Motivation Overcomes a Perceived Handicap

Six former Menlo College student-athletes were selected to enter the Menlo College Athletics Hall of Fame by the Selection Committee at the athletic department's Ninth Annual Golf Tournament & Fundraiser in April. The Inductees of 2009 include football standout Mark Speckman, who was born without hands and travels the country as a motivational speaker; Heather Hoffman-Galuteria, the first ever women's basketball inductee; record-breaking football pass-and-catch combo Zamir Amin and Nate Jackson; Brooke Richardson, the only volleyball player to have her jersey retired; and former PGA Tour golfer Al Geiberger.

The six-member group was inducted during Menlo's Homecoming festivities on Oct. 2-3, at the Oaks football game versus Northwest Conference foe Linfield. This year's group raised the number of inductees to 140 with the number of football players or coaches in the Menlo College Athletics Hall of Fame to 59. Geiberger is the seventh golf hall of famer and Richardson the sixth volleyball choice.

With so many accomplished individuals among the class one wonders where to begin. The inspirational story of Mark Speckman '75, however, separates the one-time Oaks linebacker from the rest of the 2009 pack, if ever so slightly. Despite being born without any hands, Speckman overcame the perceived handicap to play his way into the starting lineup at Menlo, where he excelled for two years (1972-74). After transferring from the junior college to Azusa Pacific University, he was named an Honorable Mention All-American in 1976.
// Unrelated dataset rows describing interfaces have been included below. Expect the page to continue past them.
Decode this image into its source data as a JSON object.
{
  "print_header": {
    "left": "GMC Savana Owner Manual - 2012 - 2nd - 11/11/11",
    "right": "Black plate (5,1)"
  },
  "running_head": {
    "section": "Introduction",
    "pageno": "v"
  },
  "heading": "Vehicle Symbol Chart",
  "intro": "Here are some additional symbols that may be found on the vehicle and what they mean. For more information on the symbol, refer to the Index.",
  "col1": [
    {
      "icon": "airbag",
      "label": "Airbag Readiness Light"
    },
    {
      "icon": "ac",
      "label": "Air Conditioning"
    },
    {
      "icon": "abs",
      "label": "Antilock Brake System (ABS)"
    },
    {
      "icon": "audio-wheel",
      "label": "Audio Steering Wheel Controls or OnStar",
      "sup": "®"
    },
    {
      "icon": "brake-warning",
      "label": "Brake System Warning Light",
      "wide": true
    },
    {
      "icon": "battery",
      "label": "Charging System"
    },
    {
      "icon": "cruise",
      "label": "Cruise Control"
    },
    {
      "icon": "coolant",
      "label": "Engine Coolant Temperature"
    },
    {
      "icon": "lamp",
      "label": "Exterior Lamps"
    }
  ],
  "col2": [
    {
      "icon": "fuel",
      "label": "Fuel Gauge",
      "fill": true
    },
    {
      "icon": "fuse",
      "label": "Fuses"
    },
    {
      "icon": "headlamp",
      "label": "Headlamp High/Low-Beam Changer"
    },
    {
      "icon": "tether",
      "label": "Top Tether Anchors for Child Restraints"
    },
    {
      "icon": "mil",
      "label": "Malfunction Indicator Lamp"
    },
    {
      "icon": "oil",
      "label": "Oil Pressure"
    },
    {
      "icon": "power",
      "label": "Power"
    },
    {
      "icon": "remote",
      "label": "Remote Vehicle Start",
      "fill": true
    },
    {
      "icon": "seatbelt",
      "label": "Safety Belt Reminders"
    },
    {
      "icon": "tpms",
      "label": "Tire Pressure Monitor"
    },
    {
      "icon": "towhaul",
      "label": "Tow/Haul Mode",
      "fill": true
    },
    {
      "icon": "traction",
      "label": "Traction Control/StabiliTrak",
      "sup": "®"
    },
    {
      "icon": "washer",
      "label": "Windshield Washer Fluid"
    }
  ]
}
Speckman joined the coaching ranks after wrapping up his playing career, eventually landing at Willamette University. Over the past 11 seasons he has accumulated a 63-48 record as the Bearcats head coach, including an 11-1 mark, No. 4 final ranking in the Poll and Northwest Conference title in 2008. Speckman the coach has followed the same trailblazing path he set as a player, coaching the first female college football player and becoming one of the founding experts of the fly offense.

In addition to his coaching duties, Speckman spends time each year giving motivational speeches across the country. Speckman's inspirational story has reached corporate giants such as Nike and Blue Cross, middle schools, high schools, youth organizations, church groups, law enforcement, legal and medical professionals.